Greece: Open for Business Again?
Don’t be fooled: Nothing has been resolved.
- The contagion from Greece is spreading northwards in Britain.
- The advocates of a No vote in Britain see Greece as proof that the Euro is a disaster.
- The EU is asking more of Greece than it demands of itself.
- Greece remains the weakest link on the southern flank in the NATO-EU alliance.
Greek banks are open for business once again. But not really. For the last three weeks, Greek citizens have been allowed to take out €60 ($65) a day. Now, they can take out €420 a week, but capital controls remain in place. At least Greeks can now access their bank deposit boxes and carry out normal over-the-counter transactions. (See TG’s recent coverage of Greece here)
The European Central Bank has provided emergency assistance to Athens to allow bank doors to re-open and enable Greece to operate normally for the rest of the vital tourist season.
But nothing has been resolved. The contagion from Greece is spreading northwards. In Britain, the advocates of a No vote in the forthcoming referendum on UK membership of the EU are filling news pages with articles citing Greece.
They see it as proof that the Euro is a disaster and the EU is incapable of sorting out a backyard problem. There is also the expected venomous criticism of Germany’s handling of the crisis.
France’s President François Hollande is positioning himself as the man who saved Greece from Europe as the Berlin barbarians were ready to storm the Parthenon.
Very self-servingly, his government now talks about Europe being more than just about rules. No wonder: France has not balanced its budget since the mid-1970s.
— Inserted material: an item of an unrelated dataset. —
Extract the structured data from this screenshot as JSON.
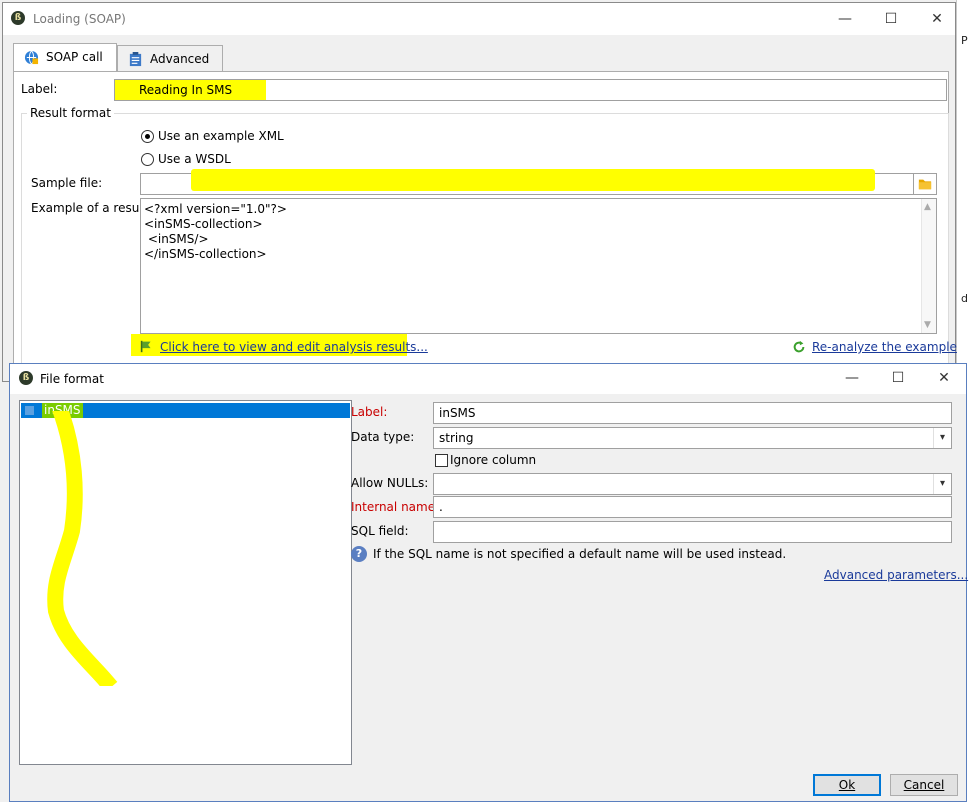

What about Italy, whose Prime Minister also issued words of resoluteness defending Greece. No wonder — in Italy, too, the debt-to-GDP ratio, inherited by its young left-of-center leader, Matteo Renzi, is not far short of Greek levels.
What about Brussels itself? The EU is asking more of Greece than it demands of itself. Supermarkets are told to open on Sundays — which does not happen in Germany. And pensions are expected to reform in Greece in a way that has not been achieved in most other EU states.
Evidently, there is not much of an “equal rights” (and obligations) movement in place, even though the professions (pharmacies, notaries, etc.) are overregulated (read: protected) in countries far beyond Greece.
Greece, handcuffed to its Brussels warders, is a long way from being fully in charge of its own destiny.
What about the United States? It has brought geopolitics into play by telling the Europeans via the IMF that Greek debt was unsustainable and needed to be written down. It advocates for the same approach applied to German debt in the 1950s — or, more recently, Poland and Finland after the fall of the Soviet Union in 1990.
Trouble is, those debt reductions occurred outside the eurozone (that is, before there ever was one). Germany, of course, breached eurozone rules when it wanted to in 2004 and the UK had no problems finding €10 billion to bail out Ireland in 2010.
Thus, the idea that the EU cannot bend its rules is wrong. No other eurozone country benefits from the Greek disaster. If Grexit happens, any weaker eurozone economy will be next in line and Brexit in Britain will become inevitable.
Greece, always a weak link
Greek debt forgiveness is now on the horizon in the shape of pushing back repayment dates, but only if Tsipras gets reforms through Parliament.
America has left it to the EU to sort this out, but as with the EU’s failure to stop the Balkan wars and Srebrenicas in the 1990s, the lack of leadership in today’s EU is its defining feature.
There is as yet no Obama doctrine echoing the 1947 Truman doctrine when the United States asserted its duty to save Greece for the EuroAtlantic community.
Then as now, Greece remains the weakest link on the southern flank in the NATO-EU alliance. The troubling question is this: Was giving special dispensation to Greece back in the late 1940s a crucial reason behind the country never finding its own proper internal balance?
Washington turned a blind eye to the Colonels’ coup in 1967 and Europe, principally Paris and Bonn, turned a blind eye to the corrupt clientelist economic policy that was sustained in Greece by both the socialists in Pasok and the conservatives in New Democracy since Greece entered the European Community in 1981.
Greece thus has never really embraced the opportunities and responsibilities that are involved in any market economy.
Greece’s problems are many – and they reach back much further than just the launch date of the eurozone.